Meth usage during pregnancy has been shown to increase risk of morbid maternal and neonatal outcomes such as:
- Low Apgar scores – Apgar stands for “Appearance, Pulse, Grimace, Activity, and Respiration.” In the test, five things are used to check a baby’s health. Each is scored on a scale of 0 to 2, with 2 being the best score
- Low Fetal Growth – Due to a loss of appetite in Meth users
- Infants exhibit delays in motor development – these delays may normalize by age 3 or 4.
Meth Addiction & Families
Any substance use disorder causes added stress in the Parent/Child relationship, but families of Meth users differ in several ways:
Due to the sexually stimulating, highly addictive nature of the Meth ‘binge & crash’ cycles, children are often exposed to a chaotic home where their parent/s are awake for days, have multiple sexual partners, experience chronic neglect and inconsistent parenting.
They may also witness their parent going through withdrawal symptoms (aggression, delusions, depression, paranoia etc).
Communities with a high prevalence of Meth usage, generally experience higher crime rates, rapid consumption of limited public funds and increased medical care required including hospitilisations:
In 2020 according to the Findings on NHS Digital there were:
- 7,027 hospital admissions for drug-related mental and behavioural disorders
5% lower than 2018/19 (7,376), but 21% higher than 2009/10 (5,809)
- 16,994 hospital admissions for poisoning by drug misuse
6% lower than 2018/19 (18,053), but 9% higher than 2012/13 (15,580)

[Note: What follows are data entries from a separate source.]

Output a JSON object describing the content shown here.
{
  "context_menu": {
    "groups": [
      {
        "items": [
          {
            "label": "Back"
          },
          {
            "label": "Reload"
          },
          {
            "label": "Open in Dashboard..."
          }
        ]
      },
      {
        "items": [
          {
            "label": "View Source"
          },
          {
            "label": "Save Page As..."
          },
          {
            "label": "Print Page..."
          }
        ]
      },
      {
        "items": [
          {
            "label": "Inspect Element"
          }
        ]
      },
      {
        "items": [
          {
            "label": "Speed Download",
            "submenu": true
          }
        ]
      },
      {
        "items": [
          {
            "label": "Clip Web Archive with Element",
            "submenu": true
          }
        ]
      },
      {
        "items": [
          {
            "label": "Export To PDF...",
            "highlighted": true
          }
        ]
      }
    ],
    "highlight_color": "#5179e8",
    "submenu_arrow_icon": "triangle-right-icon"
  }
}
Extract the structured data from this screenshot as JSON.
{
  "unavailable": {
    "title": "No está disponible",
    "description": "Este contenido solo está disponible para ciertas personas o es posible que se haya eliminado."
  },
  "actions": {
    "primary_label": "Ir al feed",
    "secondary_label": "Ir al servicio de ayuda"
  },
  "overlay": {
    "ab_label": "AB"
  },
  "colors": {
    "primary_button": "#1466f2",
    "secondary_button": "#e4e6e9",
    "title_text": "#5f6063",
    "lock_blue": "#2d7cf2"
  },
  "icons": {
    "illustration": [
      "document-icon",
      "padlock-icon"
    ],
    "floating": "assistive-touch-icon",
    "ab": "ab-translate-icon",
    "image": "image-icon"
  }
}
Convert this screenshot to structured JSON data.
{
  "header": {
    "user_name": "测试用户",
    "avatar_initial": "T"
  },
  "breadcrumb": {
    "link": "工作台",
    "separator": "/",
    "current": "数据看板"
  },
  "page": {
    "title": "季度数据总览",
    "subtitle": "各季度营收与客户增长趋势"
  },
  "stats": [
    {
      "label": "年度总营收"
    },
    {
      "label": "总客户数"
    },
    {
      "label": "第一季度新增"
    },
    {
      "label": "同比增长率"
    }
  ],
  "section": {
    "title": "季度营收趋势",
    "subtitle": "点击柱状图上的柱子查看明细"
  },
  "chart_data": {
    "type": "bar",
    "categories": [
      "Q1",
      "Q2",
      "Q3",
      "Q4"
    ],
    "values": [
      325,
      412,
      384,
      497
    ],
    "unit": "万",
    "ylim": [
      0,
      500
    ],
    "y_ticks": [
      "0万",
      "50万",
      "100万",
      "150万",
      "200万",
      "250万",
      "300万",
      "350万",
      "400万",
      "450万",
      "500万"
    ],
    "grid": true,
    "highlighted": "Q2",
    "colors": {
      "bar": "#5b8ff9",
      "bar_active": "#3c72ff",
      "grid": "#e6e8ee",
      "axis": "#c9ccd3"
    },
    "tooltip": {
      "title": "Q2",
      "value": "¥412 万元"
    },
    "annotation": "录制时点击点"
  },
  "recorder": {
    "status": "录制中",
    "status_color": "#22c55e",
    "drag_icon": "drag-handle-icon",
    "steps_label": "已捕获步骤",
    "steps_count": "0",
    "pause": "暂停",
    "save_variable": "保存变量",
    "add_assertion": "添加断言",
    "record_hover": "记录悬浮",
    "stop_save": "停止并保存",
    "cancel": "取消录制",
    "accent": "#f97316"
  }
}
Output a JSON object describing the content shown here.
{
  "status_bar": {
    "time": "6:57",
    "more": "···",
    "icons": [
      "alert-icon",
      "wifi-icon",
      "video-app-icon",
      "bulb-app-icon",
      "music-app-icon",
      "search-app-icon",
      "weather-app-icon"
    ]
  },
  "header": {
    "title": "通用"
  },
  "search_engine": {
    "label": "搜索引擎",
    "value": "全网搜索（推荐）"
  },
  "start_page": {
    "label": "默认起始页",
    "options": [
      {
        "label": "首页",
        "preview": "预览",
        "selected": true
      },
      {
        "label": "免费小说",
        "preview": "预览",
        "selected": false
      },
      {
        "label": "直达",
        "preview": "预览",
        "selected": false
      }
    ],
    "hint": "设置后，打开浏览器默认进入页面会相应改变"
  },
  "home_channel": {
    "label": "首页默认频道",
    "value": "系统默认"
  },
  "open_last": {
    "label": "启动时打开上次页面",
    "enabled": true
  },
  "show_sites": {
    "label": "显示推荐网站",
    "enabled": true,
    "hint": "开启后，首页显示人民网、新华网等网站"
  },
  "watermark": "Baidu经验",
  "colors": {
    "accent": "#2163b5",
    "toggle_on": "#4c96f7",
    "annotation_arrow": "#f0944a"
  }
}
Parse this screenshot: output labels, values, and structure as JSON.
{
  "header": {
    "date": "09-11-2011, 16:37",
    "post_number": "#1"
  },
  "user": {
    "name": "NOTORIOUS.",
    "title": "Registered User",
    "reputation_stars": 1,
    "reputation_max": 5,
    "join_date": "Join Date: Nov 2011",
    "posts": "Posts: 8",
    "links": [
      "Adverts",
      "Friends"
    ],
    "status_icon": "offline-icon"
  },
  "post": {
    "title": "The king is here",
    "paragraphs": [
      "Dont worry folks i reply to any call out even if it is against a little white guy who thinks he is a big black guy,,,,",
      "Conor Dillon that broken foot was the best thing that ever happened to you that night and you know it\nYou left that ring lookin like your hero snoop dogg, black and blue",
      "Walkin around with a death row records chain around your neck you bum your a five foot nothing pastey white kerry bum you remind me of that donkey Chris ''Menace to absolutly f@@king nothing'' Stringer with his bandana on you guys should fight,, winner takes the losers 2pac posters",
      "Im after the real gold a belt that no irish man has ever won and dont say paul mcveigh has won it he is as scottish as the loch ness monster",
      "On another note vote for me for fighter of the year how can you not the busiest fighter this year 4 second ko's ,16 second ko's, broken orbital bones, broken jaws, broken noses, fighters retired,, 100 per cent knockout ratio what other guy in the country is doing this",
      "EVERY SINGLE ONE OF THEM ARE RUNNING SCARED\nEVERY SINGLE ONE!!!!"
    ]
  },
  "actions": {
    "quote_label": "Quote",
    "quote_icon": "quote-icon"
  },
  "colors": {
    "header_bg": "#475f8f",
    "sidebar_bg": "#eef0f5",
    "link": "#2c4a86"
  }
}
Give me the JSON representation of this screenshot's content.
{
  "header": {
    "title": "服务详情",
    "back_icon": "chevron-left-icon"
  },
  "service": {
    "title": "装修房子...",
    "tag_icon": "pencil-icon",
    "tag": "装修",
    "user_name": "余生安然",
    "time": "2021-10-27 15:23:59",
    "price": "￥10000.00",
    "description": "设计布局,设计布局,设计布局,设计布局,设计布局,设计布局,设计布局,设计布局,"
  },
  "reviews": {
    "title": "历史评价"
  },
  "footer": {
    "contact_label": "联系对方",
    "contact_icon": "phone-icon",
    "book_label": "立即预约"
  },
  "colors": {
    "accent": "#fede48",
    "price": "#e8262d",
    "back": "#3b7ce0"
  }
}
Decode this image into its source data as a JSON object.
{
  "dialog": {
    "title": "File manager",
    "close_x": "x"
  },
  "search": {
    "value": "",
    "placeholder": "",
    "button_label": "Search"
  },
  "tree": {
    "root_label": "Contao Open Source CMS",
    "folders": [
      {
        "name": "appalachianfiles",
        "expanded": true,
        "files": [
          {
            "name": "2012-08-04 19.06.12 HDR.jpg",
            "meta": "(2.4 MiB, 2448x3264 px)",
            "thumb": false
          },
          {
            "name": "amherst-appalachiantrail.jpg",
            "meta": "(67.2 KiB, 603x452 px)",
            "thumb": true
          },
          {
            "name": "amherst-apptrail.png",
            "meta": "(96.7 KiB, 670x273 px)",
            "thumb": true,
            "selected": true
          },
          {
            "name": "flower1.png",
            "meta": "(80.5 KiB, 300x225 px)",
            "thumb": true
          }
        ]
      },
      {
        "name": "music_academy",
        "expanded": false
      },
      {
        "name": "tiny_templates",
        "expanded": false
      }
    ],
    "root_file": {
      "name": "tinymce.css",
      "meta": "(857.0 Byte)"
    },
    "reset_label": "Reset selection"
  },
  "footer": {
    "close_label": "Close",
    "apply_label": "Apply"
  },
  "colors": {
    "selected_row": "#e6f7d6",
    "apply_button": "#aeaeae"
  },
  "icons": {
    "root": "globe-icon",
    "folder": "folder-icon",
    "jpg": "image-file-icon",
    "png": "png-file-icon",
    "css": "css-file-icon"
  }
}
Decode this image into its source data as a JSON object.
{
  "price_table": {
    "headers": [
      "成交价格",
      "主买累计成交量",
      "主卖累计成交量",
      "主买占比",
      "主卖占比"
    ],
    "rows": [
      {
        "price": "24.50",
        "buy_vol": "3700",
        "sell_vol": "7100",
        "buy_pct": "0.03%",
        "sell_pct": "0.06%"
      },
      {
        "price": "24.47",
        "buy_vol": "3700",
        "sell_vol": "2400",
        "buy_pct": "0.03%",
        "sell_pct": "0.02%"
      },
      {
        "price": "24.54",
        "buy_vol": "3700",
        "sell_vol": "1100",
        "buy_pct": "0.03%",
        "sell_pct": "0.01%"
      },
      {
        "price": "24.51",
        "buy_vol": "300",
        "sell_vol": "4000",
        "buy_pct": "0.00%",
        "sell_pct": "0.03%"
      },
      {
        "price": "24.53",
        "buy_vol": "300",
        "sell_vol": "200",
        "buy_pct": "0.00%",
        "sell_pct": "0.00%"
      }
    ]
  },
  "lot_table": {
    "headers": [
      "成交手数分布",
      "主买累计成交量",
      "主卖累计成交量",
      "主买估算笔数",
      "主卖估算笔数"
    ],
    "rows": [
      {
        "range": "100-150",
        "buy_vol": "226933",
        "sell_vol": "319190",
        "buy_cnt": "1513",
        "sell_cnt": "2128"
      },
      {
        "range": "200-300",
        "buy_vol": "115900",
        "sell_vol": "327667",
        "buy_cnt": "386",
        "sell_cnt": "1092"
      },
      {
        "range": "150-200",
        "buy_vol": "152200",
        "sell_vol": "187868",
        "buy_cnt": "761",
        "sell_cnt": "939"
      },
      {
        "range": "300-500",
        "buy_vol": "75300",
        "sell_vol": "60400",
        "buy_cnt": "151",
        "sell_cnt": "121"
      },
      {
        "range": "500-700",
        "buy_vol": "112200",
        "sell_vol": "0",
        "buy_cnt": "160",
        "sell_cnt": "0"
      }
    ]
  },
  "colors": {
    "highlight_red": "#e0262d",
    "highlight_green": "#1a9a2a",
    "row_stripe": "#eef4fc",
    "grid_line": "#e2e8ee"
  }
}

- 99,782 admissions with a primary or secondary diagnosis of drug-related mental and behavioural disorders
3% higher than 2018/19, when there were 96,705 admissions.
Admissions were around 5 times more likely in the most deprived areas, compared to the least deprived areas
Substance Use Disorders and Employment
Meth Use and Employment
Methamphetamine use while working can inhibit your performance (even though Meth can make you feel hyper focused and energised) causing:
- unexplained or frequent absences
- a change in behaviour
- unexplained dips in productivity
- more accidents or near-misses
- performance or conduct issues.
It can also have legal implications especially if your job entails driving for the company as the UK traffic law prohibits driving while consuming or having consumed illegal drugs.
Penalties for drug driving
If you’re convicted of drug driving you’ll get:
- a minimum 1 year driving ban
- an unlimited fine
- up to 6 months in prison
- a criminal record
Your driving licence will also show you’ve been convicted for drug driving. This will last for 11 years.
Getting Help for Meth Addiction
The treatment for meth addiction involves a meth detox coupled with therapy to treat the underlying causes of addiction.
In cases where a Dual Diagnosis (addiction co-occurring with mental illness) both issues need to be treated concurrently for the best outcome.
There are two options for treatment: Inpatient (residential meth rehab) or outpatient programmes (free NHS services or private counselling).
You can start with your GP who will refer you to an outpatient service within your local area. Alternatively, you can call our team today to discuss the different options available to you.
There are also support groups available throughout the UK, such as those offered by Narcotics Anonymous (NA). Support groups are valuable for long term recovery, and should be part of any addiction treatment programme.
References & Useful Links